Climate Audit

Steve McIntyre has posted this commentary about his blog Climate Audit. In it, he expresses his concerns about the management of his website and the difficulties posed by the range of topics and commentary it attracts. It is a cogent assessment of the problems faced in seeking to understand the complexities inherent in questions about the dynamics of the climate system, some guidance for how to self-educate and the difficulties in hosting a forum for discussion on such a divisive topic.

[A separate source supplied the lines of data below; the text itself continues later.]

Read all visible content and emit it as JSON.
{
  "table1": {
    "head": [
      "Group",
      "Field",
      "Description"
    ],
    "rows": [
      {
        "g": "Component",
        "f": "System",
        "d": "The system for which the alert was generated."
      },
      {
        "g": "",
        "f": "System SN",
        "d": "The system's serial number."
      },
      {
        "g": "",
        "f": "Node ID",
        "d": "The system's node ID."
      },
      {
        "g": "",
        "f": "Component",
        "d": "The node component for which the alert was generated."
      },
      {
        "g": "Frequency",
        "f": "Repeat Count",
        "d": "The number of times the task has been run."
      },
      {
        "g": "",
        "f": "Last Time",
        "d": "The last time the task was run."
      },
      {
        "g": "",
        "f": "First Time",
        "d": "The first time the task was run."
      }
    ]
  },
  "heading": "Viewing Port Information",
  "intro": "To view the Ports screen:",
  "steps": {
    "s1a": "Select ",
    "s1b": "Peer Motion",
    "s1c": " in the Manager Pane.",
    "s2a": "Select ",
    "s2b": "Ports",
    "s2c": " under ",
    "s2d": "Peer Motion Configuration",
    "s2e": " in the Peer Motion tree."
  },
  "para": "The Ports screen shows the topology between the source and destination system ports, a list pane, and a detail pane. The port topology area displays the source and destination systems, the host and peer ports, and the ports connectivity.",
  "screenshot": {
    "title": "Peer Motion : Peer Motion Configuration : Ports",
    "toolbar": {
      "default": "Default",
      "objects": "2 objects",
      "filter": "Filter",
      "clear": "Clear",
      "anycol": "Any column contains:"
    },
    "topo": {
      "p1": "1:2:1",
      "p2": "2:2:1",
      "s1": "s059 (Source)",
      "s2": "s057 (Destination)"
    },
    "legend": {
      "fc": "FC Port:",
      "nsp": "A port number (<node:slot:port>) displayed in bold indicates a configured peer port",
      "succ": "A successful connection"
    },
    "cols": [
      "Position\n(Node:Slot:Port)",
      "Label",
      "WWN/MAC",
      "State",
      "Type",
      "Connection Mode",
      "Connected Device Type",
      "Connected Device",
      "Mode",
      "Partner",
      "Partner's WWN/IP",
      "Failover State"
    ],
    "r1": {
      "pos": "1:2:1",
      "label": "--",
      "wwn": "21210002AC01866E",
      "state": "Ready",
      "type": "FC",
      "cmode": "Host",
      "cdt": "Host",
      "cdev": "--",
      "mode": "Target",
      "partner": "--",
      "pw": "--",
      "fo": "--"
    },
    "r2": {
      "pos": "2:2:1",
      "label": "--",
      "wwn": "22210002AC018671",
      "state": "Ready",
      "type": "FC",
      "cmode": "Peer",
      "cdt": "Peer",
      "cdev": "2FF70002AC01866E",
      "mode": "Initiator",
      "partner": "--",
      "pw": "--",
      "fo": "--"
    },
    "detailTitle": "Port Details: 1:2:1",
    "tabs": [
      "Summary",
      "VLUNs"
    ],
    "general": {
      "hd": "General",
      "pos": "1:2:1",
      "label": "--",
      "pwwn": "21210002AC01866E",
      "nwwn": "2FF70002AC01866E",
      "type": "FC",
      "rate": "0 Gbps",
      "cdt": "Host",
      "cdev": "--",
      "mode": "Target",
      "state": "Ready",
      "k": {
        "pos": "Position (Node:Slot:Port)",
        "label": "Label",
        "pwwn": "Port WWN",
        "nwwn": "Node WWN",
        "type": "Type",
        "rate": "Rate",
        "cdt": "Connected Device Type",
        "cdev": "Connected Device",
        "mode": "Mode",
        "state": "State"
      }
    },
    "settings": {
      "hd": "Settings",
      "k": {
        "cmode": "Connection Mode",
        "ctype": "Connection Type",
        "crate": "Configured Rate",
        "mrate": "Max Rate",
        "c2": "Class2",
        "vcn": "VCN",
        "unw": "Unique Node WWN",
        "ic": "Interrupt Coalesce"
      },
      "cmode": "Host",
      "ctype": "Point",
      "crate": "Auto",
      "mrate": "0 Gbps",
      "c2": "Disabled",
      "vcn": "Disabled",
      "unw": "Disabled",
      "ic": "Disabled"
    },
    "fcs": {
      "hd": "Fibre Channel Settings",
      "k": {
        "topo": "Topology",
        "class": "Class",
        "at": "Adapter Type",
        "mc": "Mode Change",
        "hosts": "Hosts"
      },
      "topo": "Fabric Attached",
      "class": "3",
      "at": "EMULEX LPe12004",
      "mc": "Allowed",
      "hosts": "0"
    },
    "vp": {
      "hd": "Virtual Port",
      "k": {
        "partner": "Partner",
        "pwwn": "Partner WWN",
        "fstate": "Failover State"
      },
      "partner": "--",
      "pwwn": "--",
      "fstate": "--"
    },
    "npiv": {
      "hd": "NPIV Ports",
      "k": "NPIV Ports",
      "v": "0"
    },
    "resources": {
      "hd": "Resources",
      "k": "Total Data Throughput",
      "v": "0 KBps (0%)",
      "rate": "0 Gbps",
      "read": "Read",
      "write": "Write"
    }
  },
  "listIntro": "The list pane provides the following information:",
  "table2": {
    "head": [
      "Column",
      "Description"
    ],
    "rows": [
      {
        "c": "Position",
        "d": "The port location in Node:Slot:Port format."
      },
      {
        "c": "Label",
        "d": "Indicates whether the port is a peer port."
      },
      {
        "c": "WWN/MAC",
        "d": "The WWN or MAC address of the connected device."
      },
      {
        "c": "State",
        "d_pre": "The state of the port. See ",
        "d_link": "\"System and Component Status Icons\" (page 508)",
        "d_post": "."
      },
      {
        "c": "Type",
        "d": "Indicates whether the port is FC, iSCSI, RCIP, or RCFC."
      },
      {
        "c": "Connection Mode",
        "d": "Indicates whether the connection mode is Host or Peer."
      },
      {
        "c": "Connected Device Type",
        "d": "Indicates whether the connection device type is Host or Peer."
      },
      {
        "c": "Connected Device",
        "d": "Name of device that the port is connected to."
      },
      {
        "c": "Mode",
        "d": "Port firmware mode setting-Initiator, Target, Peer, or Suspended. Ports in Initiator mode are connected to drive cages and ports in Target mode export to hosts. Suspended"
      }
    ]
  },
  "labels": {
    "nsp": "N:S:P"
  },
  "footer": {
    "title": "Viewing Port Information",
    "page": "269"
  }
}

Among his points:
  • we should not assume that all specialists are wrong
  • but neither are they infallible
  • specialists have a responsibility to communicate to general audiences
  • the IPCC has done a poor job of bridging the gap between specialist and general audiences
  • no one is an expert in all areas of a complex, dynamic problem
Climate Audit is among the best of the blogs that focus on science and policy. Its posts are informative, it has a focus where it excels and the discussion is both lively and well moderated.
The continued need for such blogs and recognition of the inherent uncertainty of climate change is further re-enforced by the latest findings about ice sheets persisting even during past periods of exceptional warmth, something current climate projections neither predict nor can account for.
Climate science is a developing field. If you are risk-willing, it is premature to make any public policy decisions premised on such nascent information. If you are risk-adverse, the infancy of the field is irrelevant to the convenient support it lends to your dogma.
As Climate Audit shows, dispelling the myths and exposing the inaccuracies, imprecision and uncertainties of the science is not a simple nor a quick process. Neither is it necessarily well-accepted by those fellows of the fraternity whose work is de-frocked by an audit of their methodology and/or ideology.

As this post illustrates, some blogs are particularly obtuse and hypocritical in their reaction to those who have the temerity to question the veracity of the priesthood.